After 1890, however, he changed direction again, returning to the use of thinly brushed color which dissolved outlines as in his earlier work. From this period onward he concentrated especially on monumental nudes and domestic scenes, fine examples of which are Girls at the Piano, 1892, and Grandes Baigneuses, 1918-19. The latter painting is the most typical and successful of Renoir's late, abundantly fleshed nudes.
A prolific artist, he made several thousand paintings. The warm sensuality of Renoir's style made his paintings some of the most well-known and frequently-reproduced works in the history of art.. Related Paintings of Pierre Renoir :. | Confidences | Young Girl With Daisies | Rapha Maitre | Rocky Crags at L'Estaque | Young Girl with a Falcon |
Related Artists:Julian Ashton
Australian Painter, 1851-1942
was an Australian artist and teacher, known for his support of the Heidelberg School and for his influential art school in Sydney. Ashton was born in Addlestone, Surrey, England and arrived in Australia in 1878 with a background in the contemporary French realism of the Barbizon School, which emphasised painting en plein air (i.e. direct from nature, as opposed to studio-based painting), and which laid the basis for the Impressionist movement.
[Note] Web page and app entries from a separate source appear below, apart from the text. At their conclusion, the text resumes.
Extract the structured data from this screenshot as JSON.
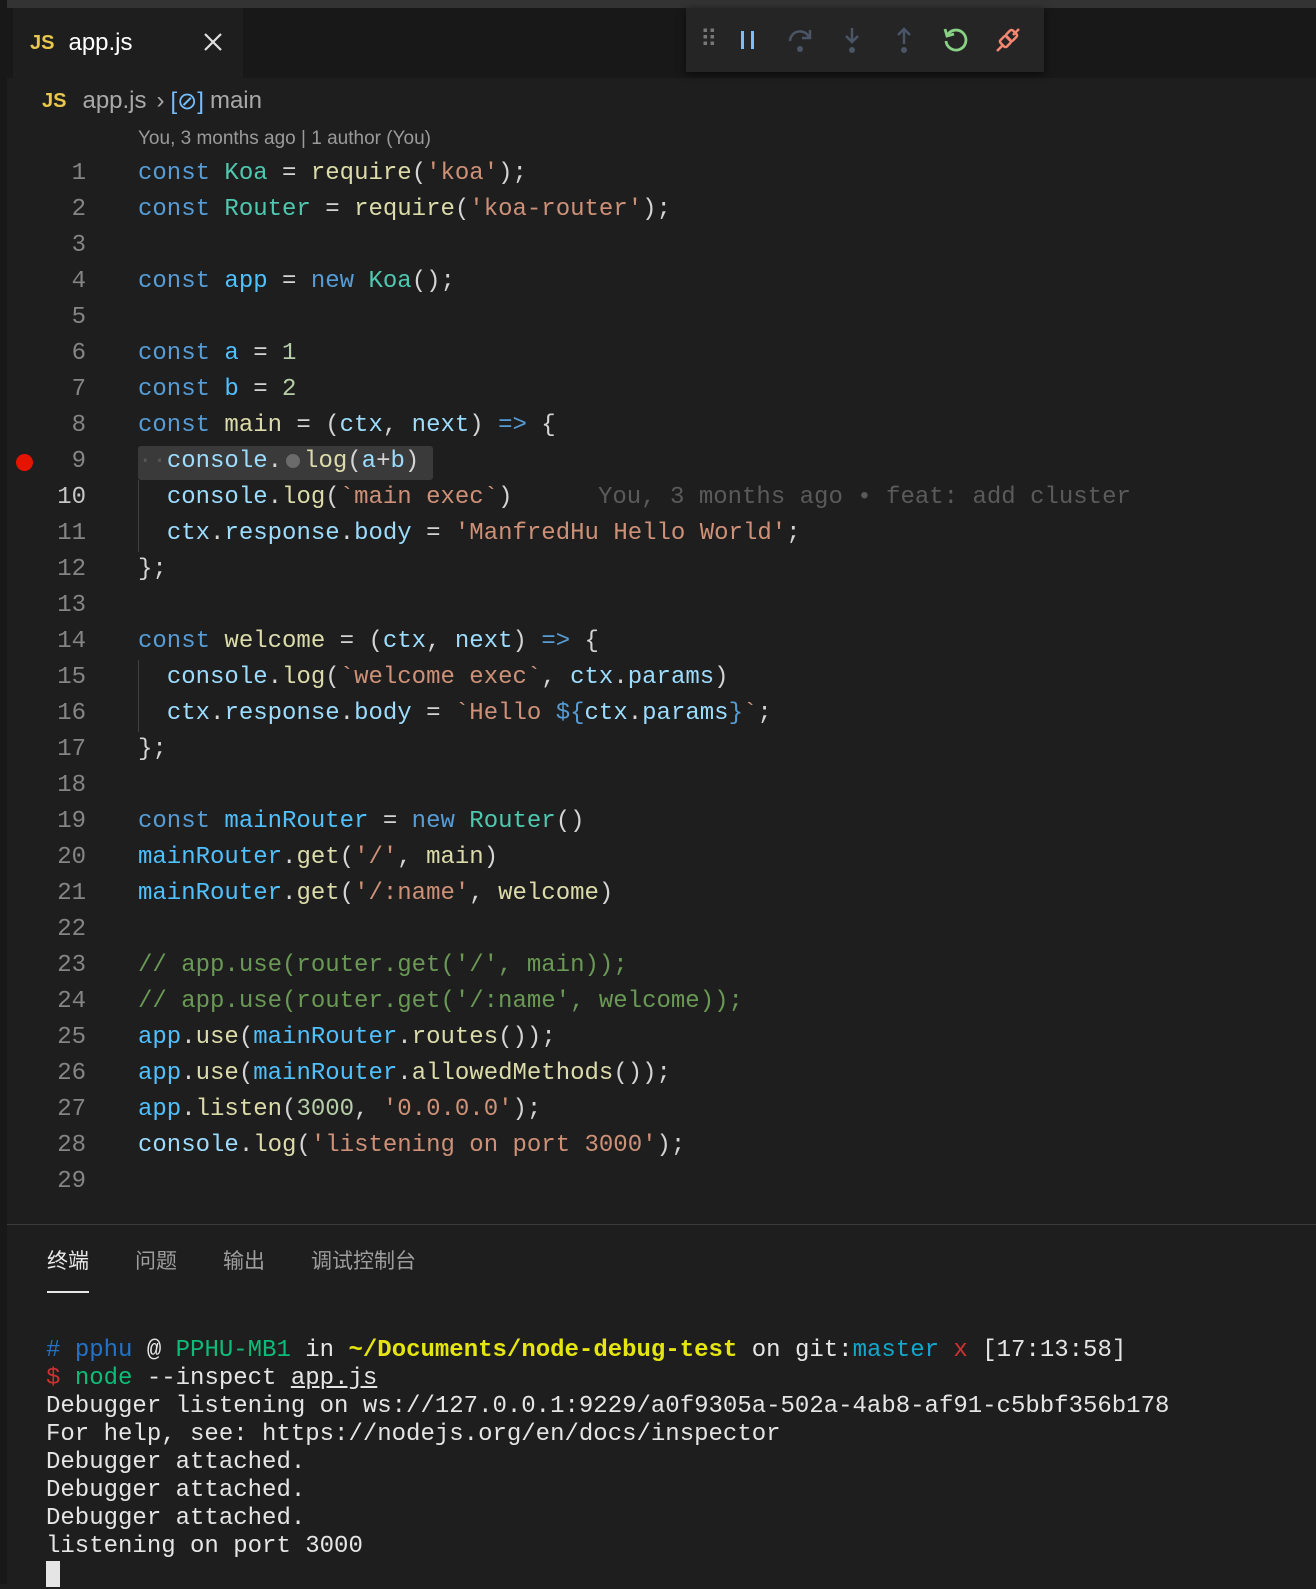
{
  "tab": {
    "lang": "JS",
    "name": "app.js"
  },
  "debug_toolbar": {
    "buttons": [
      "pause-icon",
      "step-over-icon",
      "step-into-icon",
      "step-out-icon",
      "restart-icon",
      "disconnect-icon"
    ]
  },
  "breadcrumb": {
    "lang": "JS",
    "file": "app.js",
    "symbol": "main"
  },
  "blame_header": "You, 3 months ago | 1 author (You)",
  "inline_blame": "You, 3 months ago • feat: add cluster",
  "line_numbers": [
    "1",
    "2",
    "3",
    "4",
    "5",
    "6",
    "7",
    "8",
    "9",
    "10",
    "11",
    "12",
    "13",
    "14",
    "15",
    "16",
    "17",
    "18",
    "19",
    "20",
    "21",
    "22",
    "23",
    "24",
    "25",
    "26",
    "27",
    "28",
    "29"
  ],
  "panel": {
    "tabs": [
      "终端",
      "问题",
      "输出",
      "调试控制台"
    ],
    "active_tab": "终端"
  },
  "terminal": {
    "prompt_hash": "#",
    "user": "pphu",
    "at": "@",
    "host": "PPHU-MB1",
    "in": "in",
    "path": "~/Documents/node-debug-test",
    "on_git": "on git:",
    "branch": "master",
    "dirty": "x",
    "time": "[17:13:58]",
    "dollar": "$",
    "cmd": "node",
    "args": "--inspect",
    "file": "app.js",
    "output": [
      "Debugger listening on ws://127.0.0.1:9229/a0f9305a-502a-4ab8-af91-c5bbf356b178",
      "For help, see: https://nodejs.org/en/docs/inspector",
      "Debugger attached.",
      "Debugger attached.",
      "Debugger attached.",
      "listening on port 3000"
    ]
  }
}
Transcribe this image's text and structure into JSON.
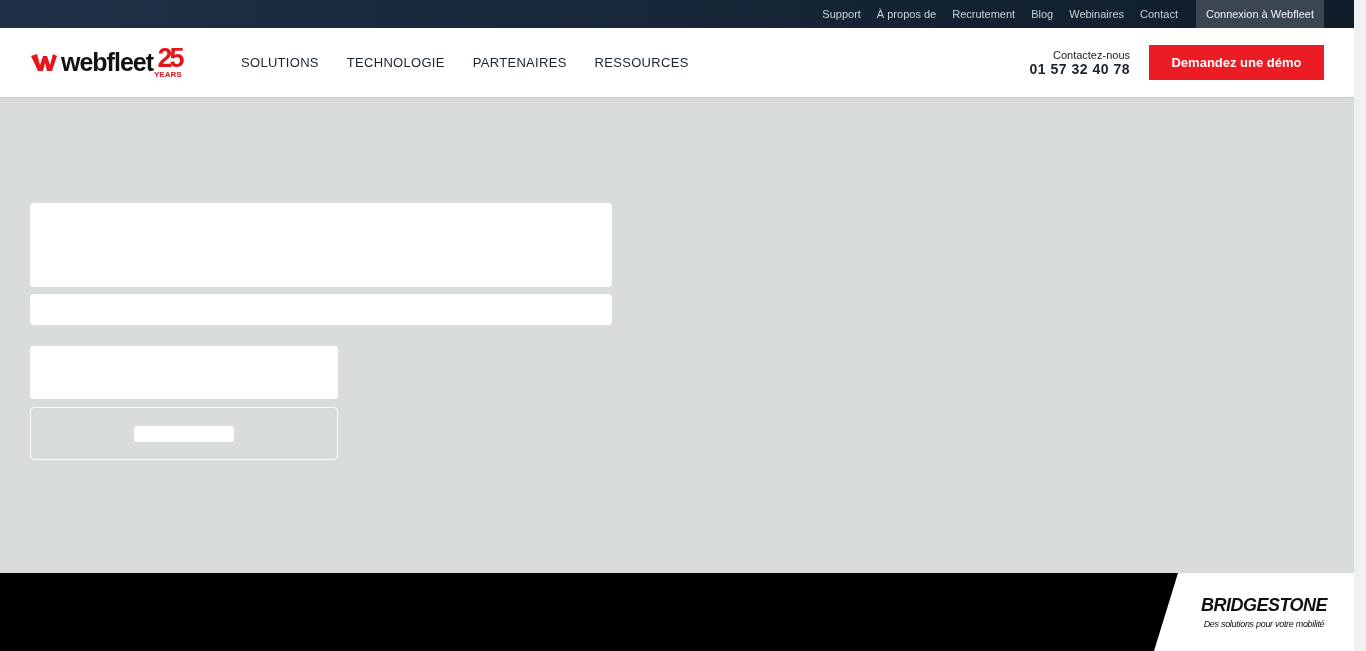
{
  "top_bar": {
    "links": [
      {
        "label": "Support"
      },
      {
        "label": "À propos de"
      },
      {
        "label": "Recrutement"
      },
      {
        "label": "Blog"
      },
      {
        "label": "Webinaires"
      },
      {
        "label": "Contact"
      }
    ],
    "login": {
      "label": "Connexion à Webfleet"
    }
  },
  "header": {
    "logo": {
      "wordmark": "webfleet",
      "anniversary": "25",
      "years": "YEARS"
    },
    "nav": [
      {
        "label": "SOLUTIONS"
      },
      {
        "label": "TECHNOLOGIE"
      },
      {
        "label": "PARTENAIRES"
      },
      {
        "label": "RESSOURCES"
      }
    ],
    "contact": {
      "label": "Contactez-nous",
      "phone": "01 57 32 40 78"
    },
    "cta": {
      "label": "Demandez une démo"
    }
  },
  "footer": {
    "brand": {
      "name": "BRIDGESTONE",
      "tagline": "Des solutions pour votre mobilité"
    }
  }
}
As a trustee of the Art Gallery of New South Wales he championed emerging Australian artists of the Australian Impressionist or Heidelberg School, and the Gallery's decision to collect these works owes much to his influence. According to James Gleeson, Ashton's oil paintings, much-admired in his own lifetime, Antonio Fontanesi
23 February 1818 - 17 April 1882) was an Italian painter who lived in Meiji period Japan between 1876 and 1878. He introduced European oil painting techniques to Japan, and exerted a significant role in the development of modern Japanese yega (Western style) painting. He is known for his works in the romantic style of the French Barbizon school.
Fontanesi was born in Reggio Emilia, Emilia-Romagna, and trained with the landscape painters Prospero Minghetti and Vincenzo Carnevali. From 1841 to 1846 he made theatre sets and began painting landscapes. In 1850, he moved to Geneva, where he stayed until 1865. His main area of interest was landscape painting, which he expanded on after visiting the 1855 Exposition Universelle in Paris. He participated in important artistic exhibitions, displaying his works in Lyon, Turin, Milan, Florence, Genoa and the Triennial Exhibition of Fine Art in Bologna. He was nominated professor at the Academy of Lucca, but moved to Turin when a chair as a landscape professor was created specially for him at the Accademia Albertina in Turin from 1869 to 1876.
Michiel van Musscher
painted Self-portrait. in 1685